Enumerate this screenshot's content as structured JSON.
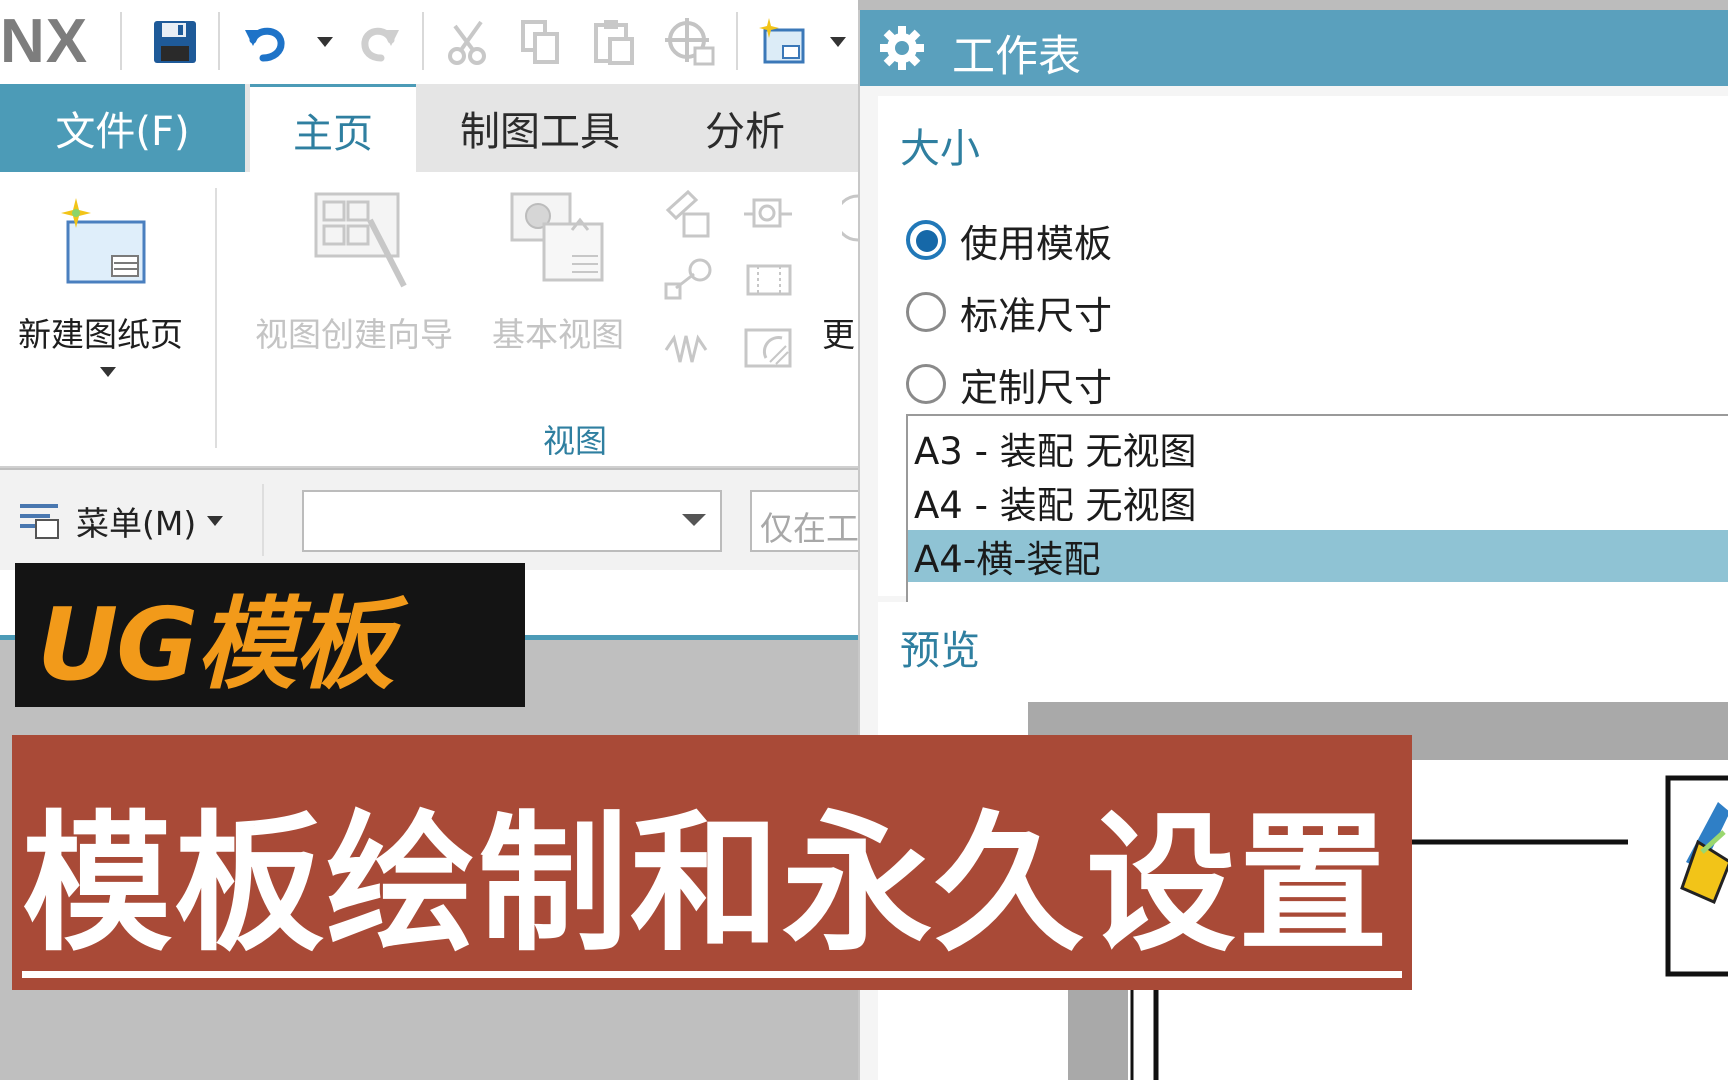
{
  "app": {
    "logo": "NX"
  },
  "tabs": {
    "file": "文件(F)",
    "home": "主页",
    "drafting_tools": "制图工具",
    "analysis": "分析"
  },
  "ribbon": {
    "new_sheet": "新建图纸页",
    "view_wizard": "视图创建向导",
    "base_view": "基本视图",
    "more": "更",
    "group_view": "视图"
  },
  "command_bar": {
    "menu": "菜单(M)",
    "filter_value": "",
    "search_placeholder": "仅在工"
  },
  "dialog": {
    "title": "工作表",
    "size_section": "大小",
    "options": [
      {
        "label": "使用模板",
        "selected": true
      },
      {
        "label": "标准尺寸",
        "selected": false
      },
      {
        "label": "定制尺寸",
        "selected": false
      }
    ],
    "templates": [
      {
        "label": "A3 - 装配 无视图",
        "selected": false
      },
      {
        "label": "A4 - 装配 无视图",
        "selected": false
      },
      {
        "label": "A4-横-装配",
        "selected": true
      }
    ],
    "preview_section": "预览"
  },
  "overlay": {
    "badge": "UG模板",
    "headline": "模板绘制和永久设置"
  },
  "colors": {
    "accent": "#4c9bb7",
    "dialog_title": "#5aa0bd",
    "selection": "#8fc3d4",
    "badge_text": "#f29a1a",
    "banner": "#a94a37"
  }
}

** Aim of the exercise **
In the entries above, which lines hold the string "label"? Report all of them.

** The completed task **
        "label": "使用模板",
        "label": "标准尺寸",
        "label": "定制尺寸",
        "label": "A3 - 装配 无视图",
        "label": "A4 - 装配 无视图",
        "label": "A4-横-装配",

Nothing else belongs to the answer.